» Extracted entries
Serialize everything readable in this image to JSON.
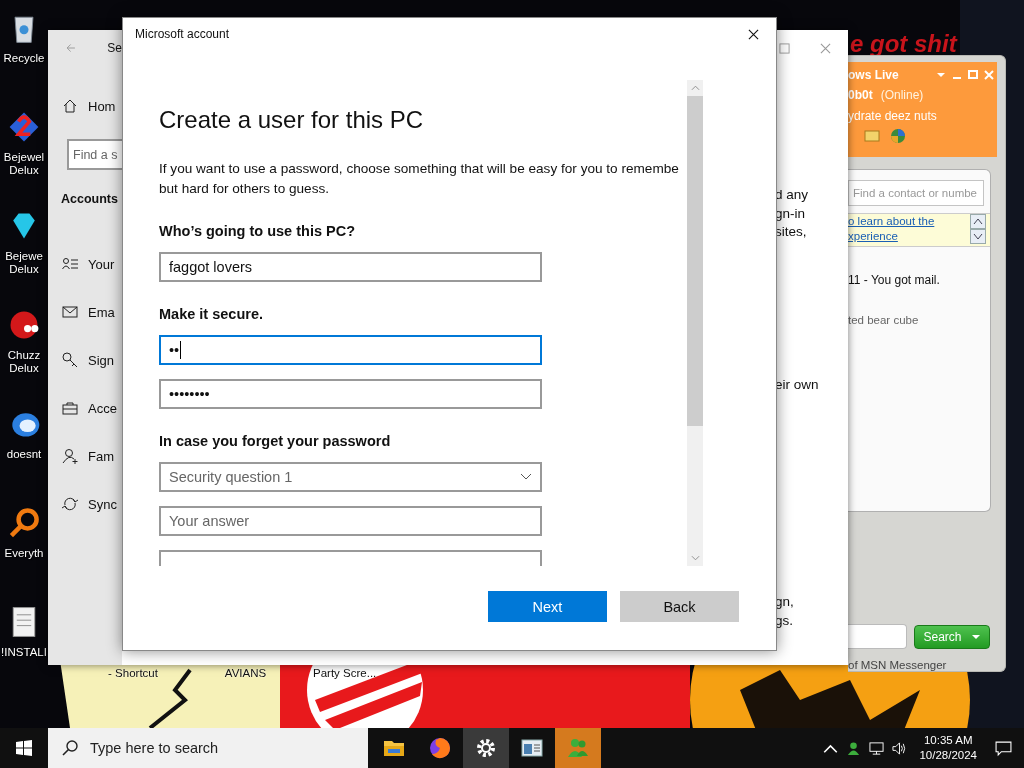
{
  "desktop": {
    "wallpaper_text": "e got shit",
    "icons": [
      {
        "lines": [
          "Recycle"
        ]
      },
      {
        "lines": [
          "Bejewel",
          "Delux"
        ]
      },
      {
        "lines": [
          "Bejewe",
          "Delux"
        ]
      },
      {
        "lines": [
          "Chuzz",
          "Delux"
        ]
      },
      {
        "lines": [
          "doesnt"
        ]
      },
      {
        "lines": [
          "Everyth"
        ]
      },
      {
        "lines": [
          "!INSTALI"
        ]
      }
    ],
    "shortcut_labels": [
      "- Shortcut",
      "AVIANS",
      "Party Scre..."
    ]
  },
  "settings": {
    "title": "Se",
    "nav": {
      "home": "Hom",
      "search_placeholder": "Find a s",
      "section": "Accounts",
      "items": [
        "Your",
        "Ema",
        "Sign",
        "Acce",
        "Fam",
        "Sync"
      ]
    },
    "content_fragments": [
      {
        "lines": [
          "d any",
          "gn-in",
          "sites,"
        ]
      },
      {
        "lines": [
          "eir own"
        ]
      },
      {
        "lines": [
          "gn,",
          "gs."
        ]
      }
    ]
  },
  "dialog": {
    "title": "Microsoft account",
    "heading": "Create a user for this PC",
    "intro": [
      "If you want to use a password, choose something that will be easy for you to remembe",
      "but hard for others to guess."
    ],
    "sections": [
      {
        "label": "Who’s going to use this PC?",
        "fields": [
          {
            "kind": "input",
            "value": "faggot lovers",
            "focused": false
          }
        ]
      },
      {
        "label": "Make it secure.",
        "fields": [
          {
            "kind": "input",
            "value": "••",
            "focused": true
          },
          {
            "kind": "input",
            "value": "••••••••",
            "focused": false
          }
        ]
      },
      {
        "label": "In case you forget your password",
        "fields": [
          {
            "kind": "select",
            "placeholder": "Security question 1",
            "focused": false
          },
          {
            "kind": "input",
            "placeholder": "Your answer",
            "focused": false
          },
          {
            "kind": "input",
            "focused": false
          }
        ]
      }
    ],
    "buttons": [
      {
        "label": "Next",
        "kind": "primary"
      },
      {
        "label": "Back",
        "kind": "secondary"
      }
    ]
  },
  "messenger": {
    "title_fragment": "ows Live",
    "display_name": "0b0t",
    "status": "(Online)",
    "personal_message": "ydrate deez nuts",
    "search_placeholder": "Find a contact or numbe",
    "banner_link": [
      "o learn about the",
      "xperience"
    ],
    "notification": "11 - You got mail.",
    "contact_note": "ted bear cube",
    "search_button": "Search",
    "footer": "of MSN Messenger"
  },
  "taskbar": {
    "search_placeholder": "Type here to search",
    "apps": [
      {
        "selected": false,
        "flashing": false
      },
      {
        "selected": false,
        "flashing": false
      },
      {
        "selected": true,
        "flashing": false
      },
      {
        "selected": false,
        "flashing": false
      },
      {
        "selected": false,
        "flashing": true
      }
    ],
    "time": "10:35 AM",
    "date": "10/28/2024"
  }
}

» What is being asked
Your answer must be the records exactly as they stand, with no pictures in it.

» Completed exercise
Serialize everything readable in this image to JSON.
{
  "desktop": {
    "wallpaper_text": "e got shit",
    "icons": [
      {
        "lines": [
          "Recycle"
        ]
      },
      {
        "lines": [
          "Bejewel",
          "Delux"
        ]
      },
      {
        "lines": [
          "Bejewe",
          "Delux"
        ]
      },
      {
        "lines": [
          "Chuzz",
          "Delux"
        ]
      },
      {
        "lines": [
          "doesnt"
        ]
      },
      {
        "lines": [
          "Everyth"
        ]
      },
      {
        "lines": [
          "!INSTALI"
        ]
      }
    ],
    "shortcut_labels": [
      "- Shortcut",
      "AVIANS",
      "Party Scre..."
    ]
  },
  "settings": {
    "title": "Se",
    "nav": {
      "home": "Hom",
      "search_placeholder": "Find a s",
      "section": "Accounts",
      "items": [
        "Your",
        "Ema",
        "Sign",
        "Acce",
        "Fam",
        "Sync"
      ]
    },
    "content_fragments": [
      {
        "lines": [
          "d any",
          "gn-in",
          "sites,"
        ]
      },
      {
        "lines": [
          "eir own"
        ]
      },
      {
        "lines": [
          "gn,",
          "gs."
        ]
      }
    ]
  },
  "dialog": {
    "title": "Microsoft account",
    "heading": "Create a user for this PC",
    "intro": [
      "If you want to use a password, choose something that will be easy for you to remembe",
      "but hard for others to guess."
    ],
    "sections": [
      {
        "label": "Who’s going to use this PC?",
        "fields": [
          {
            "kind": "input",
            "value": "faggot lovers",
            "focused": false
          }
        ]
      },
      {
        "label": "Make it secure.",
        "fields": [
          {
            "kind": "input",
            "value": "••",
            "focused": true
          },
          {
            "kind": "input",
            "value": "••••••••",
            "focused": false
          }
        ]
      },
      {
        "label": "In case you forget your password",
        "fields": [
          {
            "kind": "select",
            "placeholder": "Security question 1",
            "focused": false
          },
          {
            "kind": "input",
            "placeholder": "Your answer",
            "focused": false
          },
          {
            "kind": "input",
            "focused": false
          }
        ]
      }
    ],
    "buttons": [
      {
        "label": "Next",
        "kind": "primary"
      },
      {
        "label": "Back",
        "kind": "secondary"
      }
    ]
  },
  "messenger": {
    "title_fragment": "ows Live",
    "display_name": "0b0t",
    "status": "(Online)",
    "personal_message": "ydrate deez nuts",
    "search_placeholder": "Find a contact or numbe",
    "banner_link": [
      "o learn about the",
      "xperience"
    ],
    "notification": "11 - You got mail.",
    "contact_note": "ted bear cube",
    "search_button": "Search",
    "footer": "of MSN Messenger"
  },
  "taskbar": {
    "search_placeholder": "Type here to search",
    "apps": [
      {
        "selected": false,
        "flashing": false
      },
      {
        "selected": false,
        "flashing": false
      },
      {
        "selected": true,
        "flashing": false
      },
      {
        "selected": false,
        "flashing": false
      },
      {
        "selected": false,
        "flashing": true
      }
    ],
    "time": "10:35 AM",
    "date": "10/28/2024"
  }
}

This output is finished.